◆ **Task objective**
Compute how many lines in the entries below include the string "taylor". Only the number is wanted.

Website and app data records

=======

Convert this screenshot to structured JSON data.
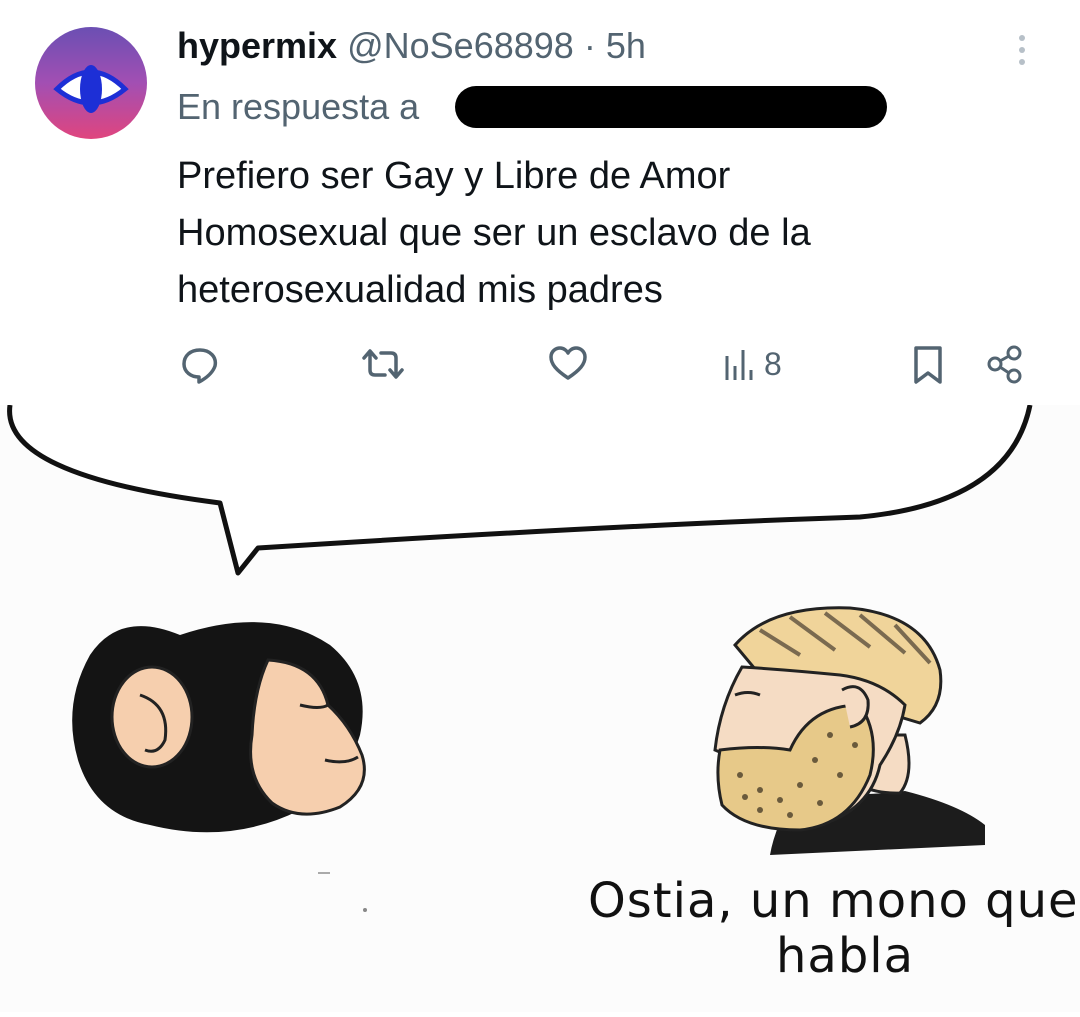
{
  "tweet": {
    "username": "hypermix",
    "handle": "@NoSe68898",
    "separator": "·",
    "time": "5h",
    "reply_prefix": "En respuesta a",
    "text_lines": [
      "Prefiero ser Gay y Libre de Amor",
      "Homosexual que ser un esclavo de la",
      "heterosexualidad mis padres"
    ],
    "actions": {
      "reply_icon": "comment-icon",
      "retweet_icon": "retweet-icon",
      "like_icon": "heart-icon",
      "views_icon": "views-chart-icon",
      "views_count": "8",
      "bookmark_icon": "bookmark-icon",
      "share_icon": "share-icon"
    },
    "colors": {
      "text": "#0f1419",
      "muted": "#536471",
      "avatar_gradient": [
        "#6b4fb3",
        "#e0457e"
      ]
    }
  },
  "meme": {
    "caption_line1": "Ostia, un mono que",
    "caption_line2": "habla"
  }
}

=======

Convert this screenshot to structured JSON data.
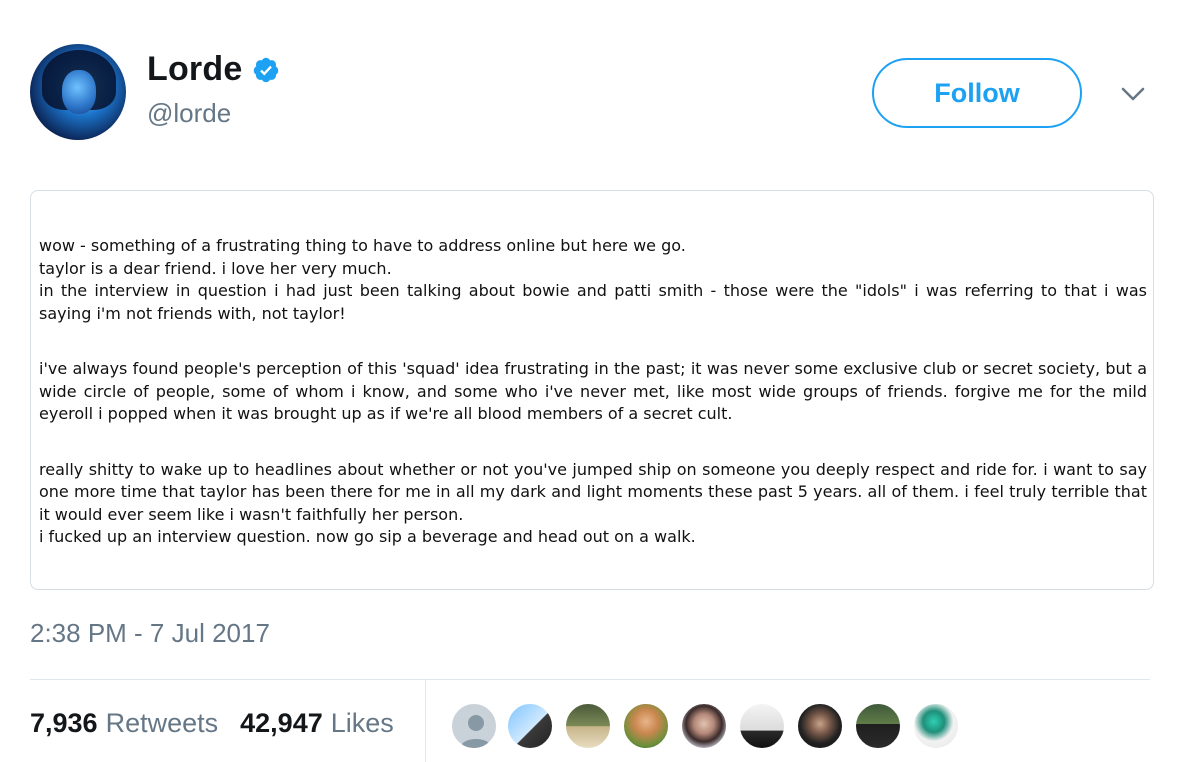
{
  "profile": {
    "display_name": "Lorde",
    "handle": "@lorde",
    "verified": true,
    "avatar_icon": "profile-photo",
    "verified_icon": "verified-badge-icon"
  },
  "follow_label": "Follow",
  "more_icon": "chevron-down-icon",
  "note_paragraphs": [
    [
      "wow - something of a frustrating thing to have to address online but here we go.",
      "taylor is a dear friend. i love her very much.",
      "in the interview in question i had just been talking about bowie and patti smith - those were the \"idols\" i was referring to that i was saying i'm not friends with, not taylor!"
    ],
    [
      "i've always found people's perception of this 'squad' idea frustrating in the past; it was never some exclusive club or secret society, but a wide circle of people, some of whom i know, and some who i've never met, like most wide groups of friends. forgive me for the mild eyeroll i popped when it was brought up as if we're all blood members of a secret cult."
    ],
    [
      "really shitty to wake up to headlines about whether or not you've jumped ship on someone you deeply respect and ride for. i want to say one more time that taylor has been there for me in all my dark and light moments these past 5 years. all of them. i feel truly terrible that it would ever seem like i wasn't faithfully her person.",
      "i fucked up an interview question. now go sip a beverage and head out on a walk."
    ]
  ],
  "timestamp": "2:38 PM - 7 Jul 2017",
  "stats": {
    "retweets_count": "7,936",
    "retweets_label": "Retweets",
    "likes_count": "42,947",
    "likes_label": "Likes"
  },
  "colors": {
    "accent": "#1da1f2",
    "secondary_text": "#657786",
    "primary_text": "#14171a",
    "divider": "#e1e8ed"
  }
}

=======

◆ **Response**
3